Her Facebook photos reveal a young woman who liked to travel, dress up, pose, and smile. You see her patting her hair and sticking a hip out like the Marilyn Monroe wax statue behind her; in a business suit with San Francisco’s Golden Gate bridge as the backdrop; in a black leather jacket and pink scarf in Las Vegas; in a skirt at a Delhi mall; in oversize sunglasses and picnic hat at a Mughal monument; and as a glowing bride in a green-and-gold-bordered pink silk saree, dangling gold earrings, and armloads of bangles.
Manjula Devak, 28, appeared to be living the Indian dream, but this world of travel and self expression was, in large part, made possible by the considerable academic achievements of a girl who grew up in provincial Bhopal.
Devak’s world expanded dramatically when she was admitted to the prestigious Indian Institute of Technology, Delhi. She became a civil engineer, and, in the course of her PhD research, she published papers in three reputed international journals and two book chapters. Three more papers are currently under scrutiny, her supervisor CT Dhanya, told me over email, explaining how Devak was the topper of the water resources engineering master’s class of 2013 at IIT-Delhi. “She completed her doctoral research in a short period, while still making significant scientific contributions, which will remain with the research fraternity for decades to come,” said Dhanya.
Devak’s latest paper caught my attention because it explored a topic I follow, climate change. The paper predicted an alarming decrease in recharge water in the Ganga river basin over 79 years between 2021 and 2100, with melting snow spurring a rise in winter precipitation and extreme offseason rain events. The paper was published in an international journal in May—the month Devak hanged herself at her flat in IIT-Delhi.
When the police broke open the door on May 29, they found her hanging from a fan. There was no suicide note, and it wasn’t clear why Devak hanged herself. What was clear was that her death represented the clashing worlds of old and new India, and, so, from celebrating a young woman in the prime of her life, this column must now turn to the darker impulses of society that clash with the dreams of women who strive to break free.
Outside a morgue in India’s capital, Devak’s father told a Hindustan Times reporter, “It was a mistake to educate my daughter and send her to IIT. I should have saved all the money for her dowry.”
It appeared that behind her achievements, Devak’s life was shackled to India’s darkest traditions. She had been living apart from her husband Ritesh—he and his family were hustled from the mortuary door by Devak’s family—for a year, and her mother accused Ritesh and his parents of demanding a dowry of about Rs20 lakh. With this money, the Hindustan Times quoted her mother as saying, Ritesh wanted his wife to quit her research and help him start a business. Could Devak not divorce her husband? Her mother had told her to go ahead, but Devak apparently was worried about the effect this might have on her family’s reputation. Why did this young woman on the way to her dream marry him anyway, when she was only 24? Her father said, “Because their horoscopes matched perfectly.”

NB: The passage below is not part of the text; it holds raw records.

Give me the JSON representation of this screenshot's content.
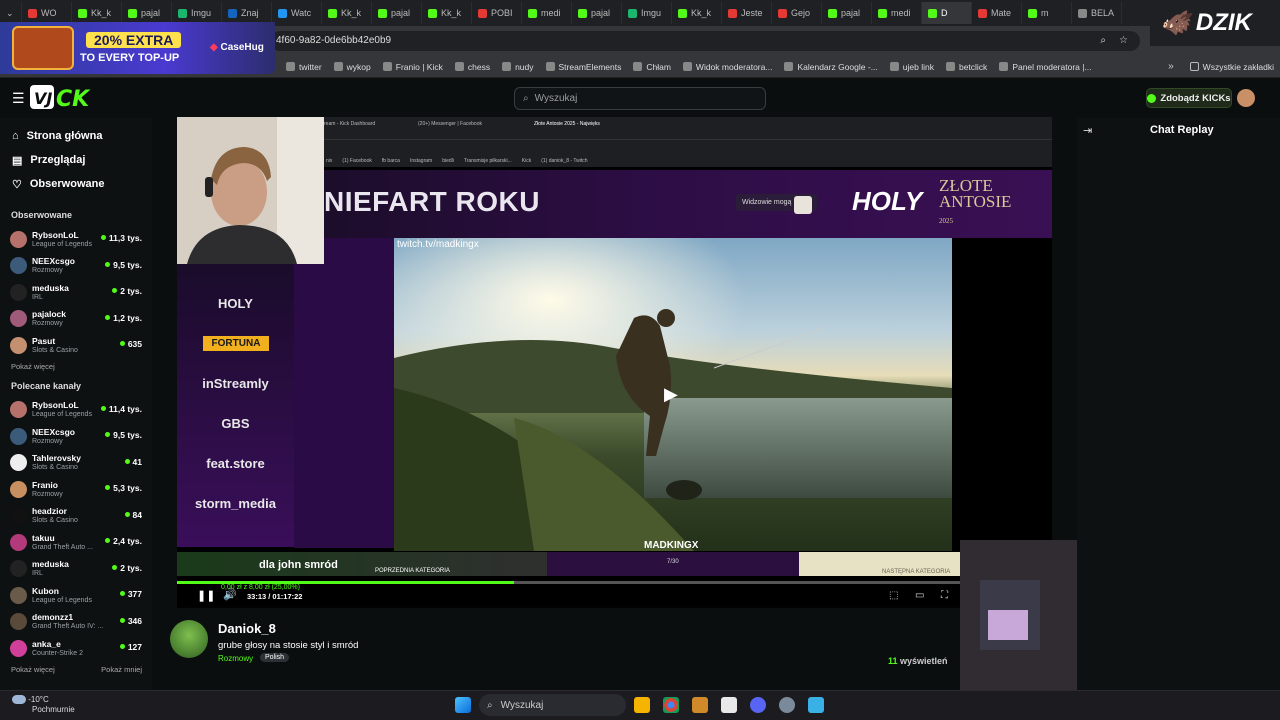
{
  "browser": {
    "tabs": [
      {
        "label": "WO",
        "color": "#e53935"
      },
      {
        "label": "Kk_k",
        "color": "#53fc18"
      },
      {
        "label": "pajal",
        "color": "#53fc18"
      },
      {
        "label": "Imgu",
        "color": "#1bb76e"
      },
      {
        "label": "Znaj",
        "color": "#1565c0"
      },
      {
        "label": "Watc",
        "color": "#2196f3"
      },
      {
        "label": "Kk_k",
        "color": "#53fc18"
      },
      {
        "label": "pajal",
        "color": "#53fc18"
      },
      {
        "label": "Kk_k",
        "color": "#53fc18"
      },
      {
        "label": "POBI",
        "color": "#e53935"
      },
      {
        "label": "medi",
        "color": "#53fc18"
      },
      {
        "label": "pajal",
        "color": "#53fc18"
      },
      {
        "label": "Imgu",
        "color": "#1bb76e"
      },
      {
        "label": "Kk_k",
        "color": "#53fc18"
      },
      {
        "label": "Jeste",
        "color": "#e53935"
      },
      {
        "label": "Gejo",
        "color": "#e53935"
      },
      {
        "label": "pajal",
        "color": "#53fc18"
      },
      {
        "label": "medi",
        "color": "#53fc18"
      },
      {
        "label": "D",
        "color": "#53fc18"
      },
      {
        "label": "Mate",
        "color": "#e53935"
      },
      {
        "label": "m",
        "color": "#53fc18"
      },
      {
        "label": "BELA",
        "color": "#888888"
      }
    ],
    "active_tab_index": 18,
    "url": "4f60-9a82-0de6bb42e0b9",
    "bookmarks": [
      "twitter",
      "wykop",
      "Franio | Kick",
      "chess",
      "nudy",
      "StreamElements",
      "Chłam",
      "Widok moderatora...",
      "Kalendarz Google -...",
      "ujeb link",
      "betclick",
      "Panel moderatora |..."
    ],
    "all_bookmarks": "Wszystkie zakładki"
  },
  "ad": {
    "badge": "20% EXTRA",
    "text": "TO EVERY TOP-UP",
    "brand": "CaseHug"
  },
  "overlay_brand": "DZIK",
  "header": {
    "search_placeholder": "Wyszukaj",
    "kicks_button": "Zdobądź KICKs"
  },
  "nav": [
    {
      "label": "Strona główna",
      "icon": "home-icon"
    },
    {
      "label": "Przeglądaj",
      "icon": "browse-icon"
    },
    {
      "label": "Obserwowane",
      "icon": "heart-icon"
    }
  ],
  "followed": {
    "title": "Obserwowane",
    "channels": [
      {
        "name": "RybsonLoL",
        "category": "League of Legends",
        "viewers": "11,3 tys.",
        "color": "#b5716a"
      },
      {
        "name": "NEEXcsgo",
        "category": "Rozmowy",
        "viewers": "9,5 tys.",
        "color": "#3c5a7a"
      },
      {
        "name": "meduska",
        "category": "IRL",
        "viewers": "2 tys.",
        "color": "#222222"
      },
      {
        "name": "pajalock",
        "category": "Rozmowy",
        "viewers": "1,2 tys.",
        "color": "#a05a7a"
      },
      {
        "name": "Pasut",
        "category": "Slots & Casino",
        "viewers": "635",
        "color": "#c49070"
      }
    ],
    "more": "Pokaż więcej"
  },
  "recommended": {
    "title": "Polecane kanały",
    "channels": [
      {
        "name": "RybsonLoL",
        "category": "League of Legends",
        "viewers": "11,4 tys.",
        "color": "#b5716a"
      },
      {
        "name": "NEEXcsgo",
        "category": "Rozmowy",
        "viewers": "9,5 tys.",
        "color": "#3c5a7a"
      },
      {
        "name": "Tahlerovsky",
        "category": "Slots & Casino",
        "viewers": "41",
        "color": "#eeeeee"
      },
      {
        "name": "Franio",
        "category": "Rozmowy",
        "viewers": "5,3 tys.",
        "color": "#c89060"
      },
      {
        "name": "headzior",
        "category": "Slots & Casino",
        "viewers": "84",
        "color": "#111111"
      },
      {
        "name": "takuu",
        "category": "Grand Theft Auto ...",
        "viewers": "2,4 tys.",
        "color": "#b23a7a"
      },
      {
        "name": "meduska",
        "category": "IRL",
        "viewers": "2 tys.",
        "color": "#222222"
      },
      {
        "name": "Kubon",
        "category": "League of Legends",
        "viewers": "377",
        "color": "#6a5a4a"
      },
      {
        "name": "demonzz1",
        "category": "Grand Theft Auto IV: ...",
        "viewers": "346",
        "color": "#5a4a3a"
      },
      {
        "name": "anka_e",
        "category": "Counter-Strike 2",
        "viewers": "127",
        "color": "#d0409a"
      }
    ],
    "more": "Pokaż więcej",
    "less": "Pokaż mniej"
  },
  "video": {
    "banner": "NIEFART ROKU",
    "spectators_label": "Widzowie mogą",
    "holy": "HOLY",
    "zlote": "ZŁOTE ANTOSIE",
    "zlote_year": "2025",
    "source": "twitch.tv/madkingx",
    "watermark": "MADKINGX",
    "sponsors": [
      "HOLY",
      "FORTUNA",
      "inStreamly",
      "GBS",
      "feat.store",
      "storm_media"
    ],
    "donation_title": "dla john smród",
    "donation_amount": "0,00 zł z 8,00 zł (25,00%)",
    "time": "33:13 / 01:17:22",
    "progress": 0.43,
    "prev_category": "POPRZEDNIA KATEGORIA",
    "next_category": "NASTĘPNA KATEGORIA",
    "counter": "7/30",
    "inner_tabs": [
      "ream - Kick Dashboard",
      "(20+) Messenger | Facebook",
      "Złote Antosie 2025 - Najwięks"
    ],
    "inner_bookmarks": [
      "nix",
      "(1) Facebook",
      "fb barca",
      "Instagram",
      "biedli",
      "Transmisje piłkarski...",
      "Kick",
      "(1) daniok_8 - Twitch"
    ]
  },
  "chat": {
    "title": "Chat Replay"
  },
  "stream": {
    "streamer": "Daniok_8",
    "title": "grube głosy na stosie styl i smród",
    "category": "Rozmowy",
    "language": "Polish",
    "views_count": "11",
    "views_label": "wyświetleń"
  },
  "taskbar": {
    "temp": "-10°C",
    "weather": "Pochmurnie",
    "search": "Wyszukaj"
  }
}
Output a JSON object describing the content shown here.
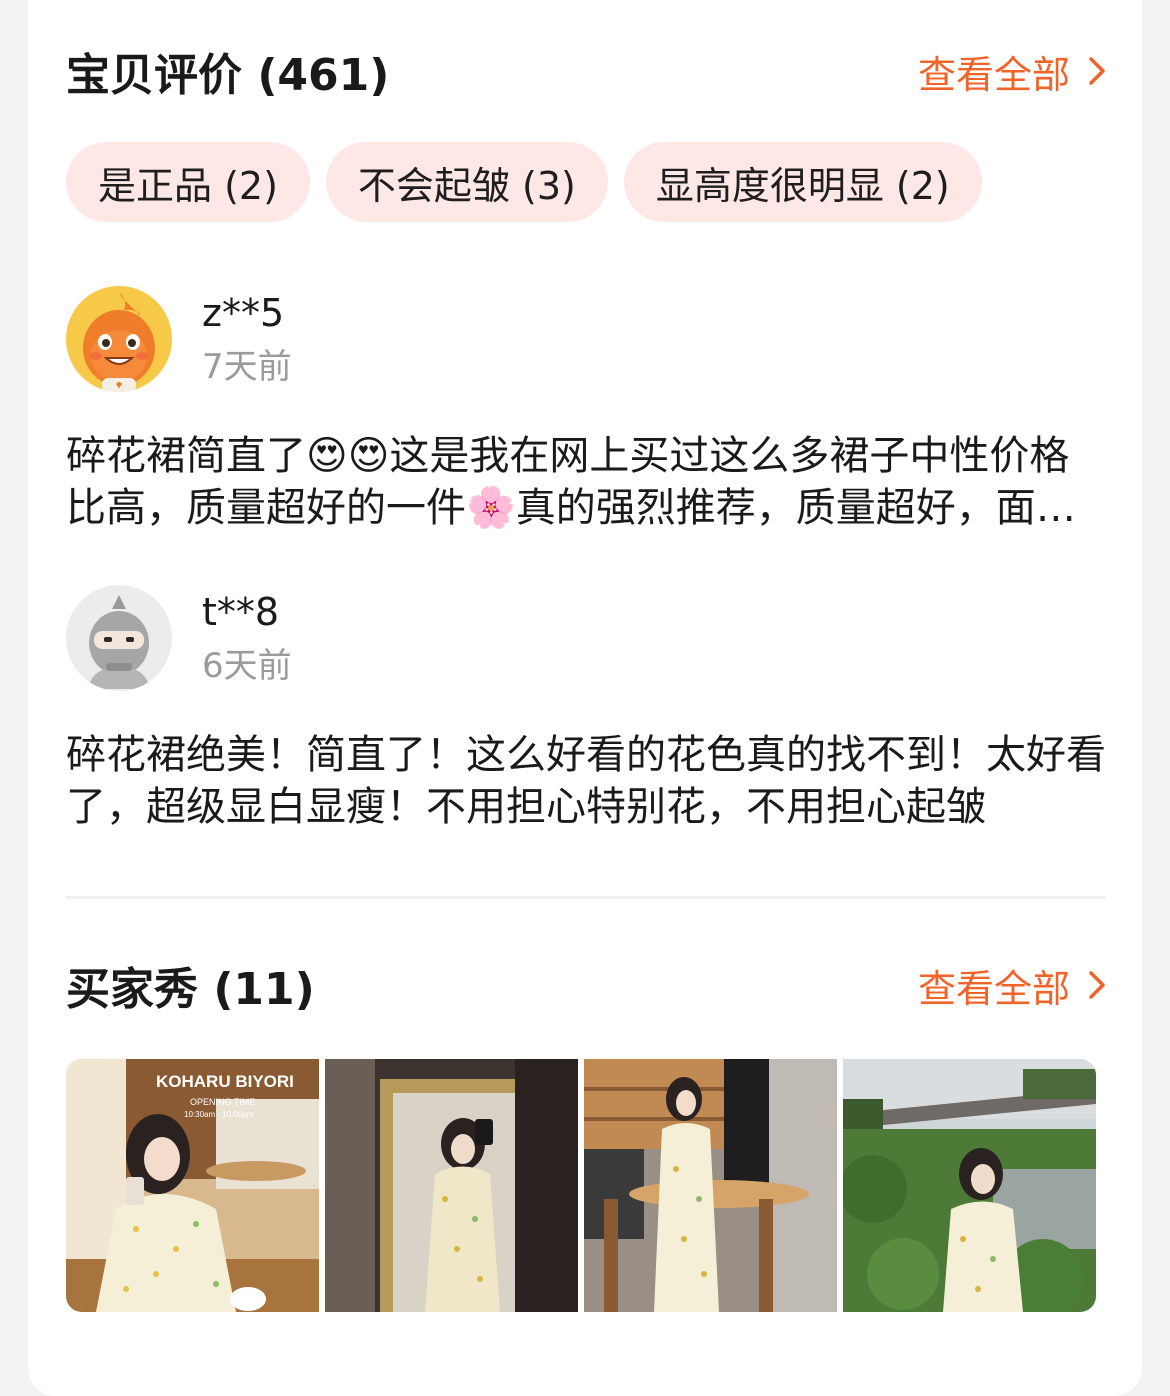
{
  "reviews_section": {
    "title": "宝贝评价 (461)",
    "view_all": "查看全部"
  },
  "tags": [
    {
      "label": "是正品 (2)"
    },
    {
      "label": "不会起皱 (3)"
    },
    {
      "label": "显高度很明显 (2)"
    }
  ],
  "reviews": [
    {
      "user": "z**5",
      "time": "7天前",
      "text": "碎花裙简直了😍😍这是我在网上买过这么多裙子中性价格比高，质量超好的一件🌸真的强烈推荐，质量超好，面料舒服",
      "avatar_icon": "orange-mascot-avatar-icon"
    },
    {
      "user": "t**8",
      "time": "6天前",
      "text": "碎花裙绝美！简直了！这么好看的花色真的找不到！太好看了，超级显白显瘦！不用担心特别花，不用担心起皱",
      "avatar_icon": "gray-ninja-avatar-icon"
    }
  ],
  "buyer_show": {
    "title": "买家秀 (11)",
    "view_all": "查看全部",
    "photo1_sign": "KOHARU BIYORI",
    "photo1_sign_sub": "OPENING TIME",
    "photo1_sign_hours": "10:30am - 10:00pm"
  },
  "colors": {
    "accent": "#f0642a",
    "tag_bg": "#fde8e6",
    "time_gray": "#9b9b9b"
  }
}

The exploration of Devak’s life is important because millions of young women now set out on similar journeys, during which many are visited by envy, harassment, hate, and worse, particularly from men, within the family and without. Many women overcome, and many succumb. Many women breach boundaries set for them, and some, as Devak’s story indicates, find some barriers too formidable to cross. I do not know what her feelings were about early marriage and horoscopes, but she did agree to the marriage, and, in her wedding photos, she is smiling.
Many women achievers live and are, perhaps, happy within the bounds of Indian tradition, but most are either brought up to agree or find they have little choice in the matter. The old India and the new live cheek by jowl. If ambitious Indian women want their freedom and manage to find a path to their dreams, compromise is common. Devak appears to have followed that path.

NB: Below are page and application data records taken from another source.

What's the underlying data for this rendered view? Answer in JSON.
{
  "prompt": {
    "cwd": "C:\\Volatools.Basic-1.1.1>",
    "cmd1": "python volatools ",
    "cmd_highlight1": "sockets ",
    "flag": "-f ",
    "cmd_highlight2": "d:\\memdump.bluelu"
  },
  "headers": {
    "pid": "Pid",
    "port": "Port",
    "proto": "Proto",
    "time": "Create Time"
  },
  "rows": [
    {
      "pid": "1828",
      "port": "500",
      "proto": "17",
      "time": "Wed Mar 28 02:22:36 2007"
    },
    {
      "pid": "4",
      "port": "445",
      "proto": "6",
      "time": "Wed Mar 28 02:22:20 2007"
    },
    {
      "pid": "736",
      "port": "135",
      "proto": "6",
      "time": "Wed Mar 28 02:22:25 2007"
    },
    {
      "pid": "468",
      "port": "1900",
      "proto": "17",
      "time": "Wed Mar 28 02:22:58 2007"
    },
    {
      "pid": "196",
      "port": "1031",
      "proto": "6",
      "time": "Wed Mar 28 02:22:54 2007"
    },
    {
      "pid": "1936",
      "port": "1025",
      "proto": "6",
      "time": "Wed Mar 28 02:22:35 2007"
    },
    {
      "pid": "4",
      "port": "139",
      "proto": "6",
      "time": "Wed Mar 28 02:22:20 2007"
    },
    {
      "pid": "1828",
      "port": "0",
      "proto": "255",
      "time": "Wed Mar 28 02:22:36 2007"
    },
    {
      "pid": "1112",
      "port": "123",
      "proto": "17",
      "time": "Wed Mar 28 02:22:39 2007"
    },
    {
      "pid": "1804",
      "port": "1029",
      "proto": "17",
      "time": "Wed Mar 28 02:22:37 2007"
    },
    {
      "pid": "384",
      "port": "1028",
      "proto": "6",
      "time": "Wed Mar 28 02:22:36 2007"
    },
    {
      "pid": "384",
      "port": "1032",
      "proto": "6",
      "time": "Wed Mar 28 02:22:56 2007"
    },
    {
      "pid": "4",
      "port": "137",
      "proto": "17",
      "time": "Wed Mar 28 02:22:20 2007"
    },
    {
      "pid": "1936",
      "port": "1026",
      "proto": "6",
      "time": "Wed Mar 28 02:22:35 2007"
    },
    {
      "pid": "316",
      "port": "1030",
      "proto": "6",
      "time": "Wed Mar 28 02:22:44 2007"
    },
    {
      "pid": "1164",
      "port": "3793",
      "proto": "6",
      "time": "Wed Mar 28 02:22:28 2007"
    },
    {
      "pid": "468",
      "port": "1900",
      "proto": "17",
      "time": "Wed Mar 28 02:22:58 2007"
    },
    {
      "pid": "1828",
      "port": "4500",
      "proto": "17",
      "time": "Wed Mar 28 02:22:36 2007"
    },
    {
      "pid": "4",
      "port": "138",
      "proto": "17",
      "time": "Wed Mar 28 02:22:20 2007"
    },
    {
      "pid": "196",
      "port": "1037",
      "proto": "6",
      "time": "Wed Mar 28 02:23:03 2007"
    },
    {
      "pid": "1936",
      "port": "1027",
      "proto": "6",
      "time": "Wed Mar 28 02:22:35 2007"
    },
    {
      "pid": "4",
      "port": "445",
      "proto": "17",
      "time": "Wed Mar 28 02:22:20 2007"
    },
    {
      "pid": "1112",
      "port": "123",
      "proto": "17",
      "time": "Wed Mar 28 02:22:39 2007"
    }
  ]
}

Women in India
On a recent trip to the US, I was struck by the confident body language of young Indian women who filled the business district of Jersey City, a suburb of New York that teems with Indians. Many of these women feel unshackled and free when they live in the West. My cousin, a single woman who divorced her husband, told me she missed home food and her family back home, but felt the weight of intrusiveness into her personal life. “I come across the ‘loose divorced woman’ attitude even here [in the US] from Indian men mainly,” she said. “It’s diluted and cloaked…but they carry those attitudes everywhere.”
It is not my case that every woman in India is held back—indeed, a minority live life on their own terms—but physical or mental restraints hold back the overwhelming majority.
Few Indian women with Devak’s qualifications and marital status manage to break those restraints. No more than 27% of India’s women work, the lowest among BRICS nations, and in the group of G-20 nations, only Saudi Arabia does worse. The Indian conundrum is that as the numbers of women in schools and colleges rise, the number of those at work drop. Over seven years ending 2012, India’s most educated women dropped out of its workforce at a rate faster than other women. Devak was among the privileged few who defied statistics and tradition, contributed to India’s intellectual heft, and pursued her dreams. Her death indicates the limits placed on those dreams.